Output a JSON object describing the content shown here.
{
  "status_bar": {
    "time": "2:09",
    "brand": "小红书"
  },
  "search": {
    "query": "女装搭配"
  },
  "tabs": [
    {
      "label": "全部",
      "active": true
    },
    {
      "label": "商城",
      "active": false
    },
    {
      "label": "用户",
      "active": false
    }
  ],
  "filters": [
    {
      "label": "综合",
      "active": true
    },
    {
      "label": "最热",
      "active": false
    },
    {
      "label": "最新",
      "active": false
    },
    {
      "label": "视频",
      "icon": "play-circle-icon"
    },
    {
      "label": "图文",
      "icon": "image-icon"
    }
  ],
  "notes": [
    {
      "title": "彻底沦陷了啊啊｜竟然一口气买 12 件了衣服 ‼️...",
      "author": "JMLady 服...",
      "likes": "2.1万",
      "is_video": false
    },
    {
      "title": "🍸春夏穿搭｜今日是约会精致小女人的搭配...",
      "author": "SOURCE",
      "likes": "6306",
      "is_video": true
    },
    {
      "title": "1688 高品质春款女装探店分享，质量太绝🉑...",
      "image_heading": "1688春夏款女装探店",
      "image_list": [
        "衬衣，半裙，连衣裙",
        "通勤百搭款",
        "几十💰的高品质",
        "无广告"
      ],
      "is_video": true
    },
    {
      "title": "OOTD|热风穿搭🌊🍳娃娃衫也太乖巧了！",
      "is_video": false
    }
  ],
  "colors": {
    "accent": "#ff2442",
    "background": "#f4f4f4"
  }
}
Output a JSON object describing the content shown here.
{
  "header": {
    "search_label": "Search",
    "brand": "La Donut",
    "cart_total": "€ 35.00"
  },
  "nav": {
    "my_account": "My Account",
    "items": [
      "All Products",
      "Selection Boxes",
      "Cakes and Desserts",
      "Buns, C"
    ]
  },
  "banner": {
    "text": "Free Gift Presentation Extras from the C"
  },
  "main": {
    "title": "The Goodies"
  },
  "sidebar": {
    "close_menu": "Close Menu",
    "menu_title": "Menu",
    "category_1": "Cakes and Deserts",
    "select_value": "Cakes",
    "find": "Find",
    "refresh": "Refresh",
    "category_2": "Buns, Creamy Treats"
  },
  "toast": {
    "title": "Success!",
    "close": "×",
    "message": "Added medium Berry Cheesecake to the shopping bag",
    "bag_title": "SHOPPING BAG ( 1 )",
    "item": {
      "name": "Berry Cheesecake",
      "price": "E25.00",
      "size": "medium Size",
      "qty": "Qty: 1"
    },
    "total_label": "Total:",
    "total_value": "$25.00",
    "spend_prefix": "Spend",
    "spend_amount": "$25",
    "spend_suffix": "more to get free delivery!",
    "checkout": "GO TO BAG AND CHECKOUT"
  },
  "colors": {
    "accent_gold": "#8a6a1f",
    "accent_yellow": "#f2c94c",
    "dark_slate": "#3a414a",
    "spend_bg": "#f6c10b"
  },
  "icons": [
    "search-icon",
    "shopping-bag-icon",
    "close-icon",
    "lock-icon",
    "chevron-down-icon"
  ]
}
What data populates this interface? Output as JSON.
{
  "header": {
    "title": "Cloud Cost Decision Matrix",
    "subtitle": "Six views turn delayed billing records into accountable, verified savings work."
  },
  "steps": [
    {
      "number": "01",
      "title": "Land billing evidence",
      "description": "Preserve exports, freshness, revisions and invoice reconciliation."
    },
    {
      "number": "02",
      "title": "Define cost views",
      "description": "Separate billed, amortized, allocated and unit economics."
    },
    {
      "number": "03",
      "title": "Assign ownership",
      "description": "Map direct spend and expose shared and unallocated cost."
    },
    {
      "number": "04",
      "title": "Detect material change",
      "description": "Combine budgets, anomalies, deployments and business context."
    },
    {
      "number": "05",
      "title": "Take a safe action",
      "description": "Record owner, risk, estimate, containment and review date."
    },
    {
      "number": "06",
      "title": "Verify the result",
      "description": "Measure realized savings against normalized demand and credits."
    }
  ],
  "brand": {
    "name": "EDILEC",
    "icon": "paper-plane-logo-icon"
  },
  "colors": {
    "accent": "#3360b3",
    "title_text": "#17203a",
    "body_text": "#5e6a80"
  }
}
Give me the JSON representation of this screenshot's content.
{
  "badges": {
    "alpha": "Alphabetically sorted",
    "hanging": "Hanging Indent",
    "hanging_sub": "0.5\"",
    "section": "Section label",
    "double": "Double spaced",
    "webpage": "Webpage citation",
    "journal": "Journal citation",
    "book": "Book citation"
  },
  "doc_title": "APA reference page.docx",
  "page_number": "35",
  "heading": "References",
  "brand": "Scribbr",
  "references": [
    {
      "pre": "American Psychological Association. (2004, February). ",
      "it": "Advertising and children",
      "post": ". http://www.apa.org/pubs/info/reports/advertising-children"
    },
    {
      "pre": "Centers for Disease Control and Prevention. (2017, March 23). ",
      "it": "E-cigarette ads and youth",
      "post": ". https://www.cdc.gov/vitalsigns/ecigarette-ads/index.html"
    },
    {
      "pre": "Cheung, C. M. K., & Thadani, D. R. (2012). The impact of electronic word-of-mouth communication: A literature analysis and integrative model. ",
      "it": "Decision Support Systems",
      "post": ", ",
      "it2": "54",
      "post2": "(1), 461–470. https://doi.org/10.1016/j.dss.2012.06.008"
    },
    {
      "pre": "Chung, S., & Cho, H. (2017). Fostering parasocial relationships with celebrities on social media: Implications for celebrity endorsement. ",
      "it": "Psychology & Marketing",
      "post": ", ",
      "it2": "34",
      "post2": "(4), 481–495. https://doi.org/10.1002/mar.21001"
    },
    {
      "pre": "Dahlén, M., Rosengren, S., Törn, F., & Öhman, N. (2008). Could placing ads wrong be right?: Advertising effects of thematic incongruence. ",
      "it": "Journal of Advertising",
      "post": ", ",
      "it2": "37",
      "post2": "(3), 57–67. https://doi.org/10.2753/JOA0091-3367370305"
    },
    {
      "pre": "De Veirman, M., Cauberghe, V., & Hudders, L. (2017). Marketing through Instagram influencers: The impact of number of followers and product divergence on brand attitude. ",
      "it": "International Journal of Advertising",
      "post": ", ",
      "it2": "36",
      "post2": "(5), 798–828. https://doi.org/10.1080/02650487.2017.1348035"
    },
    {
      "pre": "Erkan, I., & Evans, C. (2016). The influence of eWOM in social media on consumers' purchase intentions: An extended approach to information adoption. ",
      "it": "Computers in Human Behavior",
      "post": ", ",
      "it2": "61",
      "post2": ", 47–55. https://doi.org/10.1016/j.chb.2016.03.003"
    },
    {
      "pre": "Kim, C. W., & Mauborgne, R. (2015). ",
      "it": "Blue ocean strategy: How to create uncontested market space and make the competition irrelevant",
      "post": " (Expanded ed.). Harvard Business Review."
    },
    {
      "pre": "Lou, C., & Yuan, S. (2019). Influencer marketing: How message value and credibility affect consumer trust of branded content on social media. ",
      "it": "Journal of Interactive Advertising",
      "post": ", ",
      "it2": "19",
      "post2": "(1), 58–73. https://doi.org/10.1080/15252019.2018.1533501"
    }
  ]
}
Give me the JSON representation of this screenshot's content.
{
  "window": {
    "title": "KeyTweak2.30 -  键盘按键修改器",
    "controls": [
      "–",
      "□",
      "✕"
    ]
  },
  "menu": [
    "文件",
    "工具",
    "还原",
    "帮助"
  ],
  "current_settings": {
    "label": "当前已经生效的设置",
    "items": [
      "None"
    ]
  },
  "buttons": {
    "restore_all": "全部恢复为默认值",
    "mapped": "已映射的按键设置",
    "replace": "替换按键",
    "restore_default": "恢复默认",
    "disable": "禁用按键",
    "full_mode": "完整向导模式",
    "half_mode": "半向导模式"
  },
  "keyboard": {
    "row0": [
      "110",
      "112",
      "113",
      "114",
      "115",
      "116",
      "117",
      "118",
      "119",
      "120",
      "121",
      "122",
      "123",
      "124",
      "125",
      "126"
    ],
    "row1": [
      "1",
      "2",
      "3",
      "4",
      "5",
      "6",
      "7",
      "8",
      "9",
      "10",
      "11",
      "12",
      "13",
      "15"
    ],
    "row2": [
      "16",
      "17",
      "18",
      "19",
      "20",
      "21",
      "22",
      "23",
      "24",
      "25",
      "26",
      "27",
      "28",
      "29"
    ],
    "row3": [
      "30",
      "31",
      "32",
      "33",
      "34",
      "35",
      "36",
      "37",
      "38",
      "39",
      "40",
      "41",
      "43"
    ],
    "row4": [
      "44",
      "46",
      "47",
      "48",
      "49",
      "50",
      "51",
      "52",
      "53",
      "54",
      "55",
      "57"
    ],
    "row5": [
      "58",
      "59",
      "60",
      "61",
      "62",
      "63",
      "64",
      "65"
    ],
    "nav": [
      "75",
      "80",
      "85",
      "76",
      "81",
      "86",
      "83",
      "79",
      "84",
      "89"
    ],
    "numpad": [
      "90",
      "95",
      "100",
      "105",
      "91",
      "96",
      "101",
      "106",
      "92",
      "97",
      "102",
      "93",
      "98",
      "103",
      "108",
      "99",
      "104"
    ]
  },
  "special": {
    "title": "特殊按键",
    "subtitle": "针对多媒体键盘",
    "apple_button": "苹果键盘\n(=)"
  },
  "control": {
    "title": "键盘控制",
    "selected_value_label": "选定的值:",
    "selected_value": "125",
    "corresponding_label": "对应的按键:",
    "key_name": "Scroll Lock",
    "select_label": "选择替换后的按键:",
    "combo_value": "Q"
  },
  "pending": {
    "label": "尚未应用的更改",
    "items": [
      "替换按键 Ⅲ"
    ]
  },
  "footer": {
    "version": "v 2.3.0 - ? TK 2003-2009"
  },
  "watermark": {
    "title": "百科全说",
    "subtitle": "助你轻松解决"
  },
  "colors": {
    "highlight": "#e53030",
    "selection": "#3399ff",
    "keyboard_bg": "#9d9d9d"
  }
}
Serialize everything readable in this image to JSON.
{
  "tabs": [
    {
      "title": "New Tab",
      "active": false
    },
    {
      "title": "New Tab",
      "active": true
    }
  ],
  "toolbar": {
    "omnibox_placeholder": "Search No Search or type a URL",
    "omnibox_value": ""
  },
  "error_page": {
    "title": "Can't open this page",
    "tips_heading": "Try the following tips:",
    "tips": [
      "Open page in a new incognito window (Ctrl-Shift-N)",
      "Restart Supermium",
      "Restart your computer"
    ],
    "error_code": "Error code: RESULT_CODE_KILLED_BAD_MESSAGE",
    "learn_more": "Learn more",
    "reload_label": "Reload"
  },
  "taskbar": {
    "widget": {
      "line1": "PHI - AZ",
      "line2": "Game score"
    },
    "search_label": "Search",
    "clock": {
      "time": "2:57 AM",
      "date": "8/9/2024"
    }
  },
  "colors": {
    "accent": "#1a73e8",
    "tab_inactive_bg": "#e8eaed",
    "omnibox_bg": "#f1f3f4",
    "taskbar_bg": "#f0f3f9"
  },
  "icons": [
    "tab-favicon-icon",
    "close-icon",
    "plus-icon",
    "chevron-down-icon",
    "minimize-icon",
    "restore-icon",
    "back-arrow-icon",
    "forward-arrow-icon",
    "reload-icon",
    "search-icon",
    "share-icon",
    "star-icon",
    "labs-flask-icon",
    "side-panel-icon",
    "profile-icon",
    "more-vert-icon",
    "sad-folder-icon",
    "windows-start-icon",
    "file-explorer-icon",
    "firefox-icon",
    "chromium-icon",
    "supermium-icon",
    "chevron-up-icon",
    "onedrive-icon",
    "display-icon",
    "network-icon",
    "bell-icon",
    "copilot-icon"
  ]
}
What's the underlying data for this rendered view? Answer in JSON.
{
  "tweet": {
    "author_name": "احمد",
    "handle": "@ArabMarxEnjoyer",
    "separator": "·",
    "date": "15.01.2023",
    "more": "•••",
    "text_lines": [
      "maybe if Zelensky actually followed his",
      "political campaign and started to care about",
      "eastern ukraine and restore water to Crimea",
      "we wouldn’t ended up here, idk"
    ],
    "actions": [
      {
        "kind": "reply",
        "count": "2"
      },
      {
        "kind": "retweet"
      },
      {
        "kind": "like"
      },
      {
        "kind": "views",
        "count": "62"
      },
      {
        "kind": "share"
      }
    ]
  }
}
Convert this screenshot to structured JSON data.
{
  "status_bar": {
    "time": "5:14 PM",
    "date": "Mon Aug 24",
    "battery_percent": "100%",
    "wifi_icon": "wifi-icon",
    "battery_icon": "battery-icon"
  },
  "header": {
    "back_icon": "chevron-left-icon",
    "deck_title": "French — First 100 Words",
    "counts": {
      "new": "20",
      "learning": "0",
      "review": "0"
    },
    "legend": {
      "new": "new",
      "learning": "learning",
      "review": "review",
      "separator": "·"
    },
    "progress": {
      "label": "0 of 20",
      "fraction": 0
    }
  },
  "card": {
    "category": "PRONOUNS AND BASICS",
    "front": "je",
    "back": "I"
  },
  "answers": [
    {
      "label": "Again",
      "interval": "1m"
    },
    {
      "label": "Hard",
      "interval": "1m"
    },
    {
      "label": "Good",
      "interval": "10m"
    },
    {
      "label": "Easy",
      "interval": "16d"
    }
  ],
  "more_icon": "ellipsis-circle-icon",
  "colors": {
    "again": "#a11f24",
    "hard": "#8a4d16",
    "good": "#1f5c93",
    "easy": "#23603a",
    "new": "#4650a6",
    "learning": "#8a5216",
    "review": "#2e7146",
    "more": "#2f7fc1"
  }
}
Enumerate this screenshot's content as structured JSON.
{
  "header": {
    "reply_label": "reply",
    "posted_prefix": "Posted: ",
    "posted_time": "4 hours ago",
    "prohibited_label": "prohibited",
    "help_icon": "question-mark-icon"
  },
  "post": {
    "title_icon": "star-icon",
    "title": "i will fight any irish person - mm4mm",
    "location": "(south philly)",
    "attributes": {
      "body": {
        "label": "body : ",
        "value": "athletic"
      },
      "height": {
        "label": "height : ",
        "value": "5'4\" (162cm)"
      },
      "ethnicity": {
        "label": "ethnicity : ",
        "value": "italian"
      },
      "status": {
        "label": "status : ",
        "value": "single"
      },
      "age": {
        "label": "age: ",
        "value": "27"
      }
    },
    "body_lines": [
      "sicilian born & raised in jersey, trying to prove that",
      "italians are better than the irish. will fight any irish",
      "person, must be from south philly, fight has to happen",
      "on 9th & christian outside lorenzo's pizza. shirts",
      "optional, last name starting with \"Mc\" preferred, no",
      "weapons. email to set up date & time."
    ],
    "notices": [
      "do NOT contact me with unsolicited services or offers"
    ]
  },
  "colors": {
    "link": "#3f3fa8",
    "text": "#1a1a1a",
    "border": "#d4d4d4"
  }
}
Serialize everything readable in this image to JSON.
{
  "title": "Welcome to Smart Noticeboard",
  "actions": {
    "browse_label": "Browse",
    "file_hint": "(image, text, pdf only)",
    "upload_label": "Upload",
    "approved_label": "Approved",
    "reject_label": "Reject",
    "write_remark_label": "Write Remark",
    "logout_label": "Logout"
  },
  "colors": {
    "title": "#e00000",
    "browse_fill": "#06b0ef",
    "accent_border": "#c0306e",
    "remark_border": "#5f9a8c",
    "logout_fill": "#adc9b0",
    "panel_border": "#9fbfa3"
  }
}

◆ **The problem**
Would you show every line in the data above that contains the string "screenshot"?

◆ **Result of this exercise**
Give me the JSON representation of this screenshot's content.
Give me the JSON representation of this screenshot's content.
Convert this screenshot to structured JSON data.
Enumerate this screenshot's content as structured JSON.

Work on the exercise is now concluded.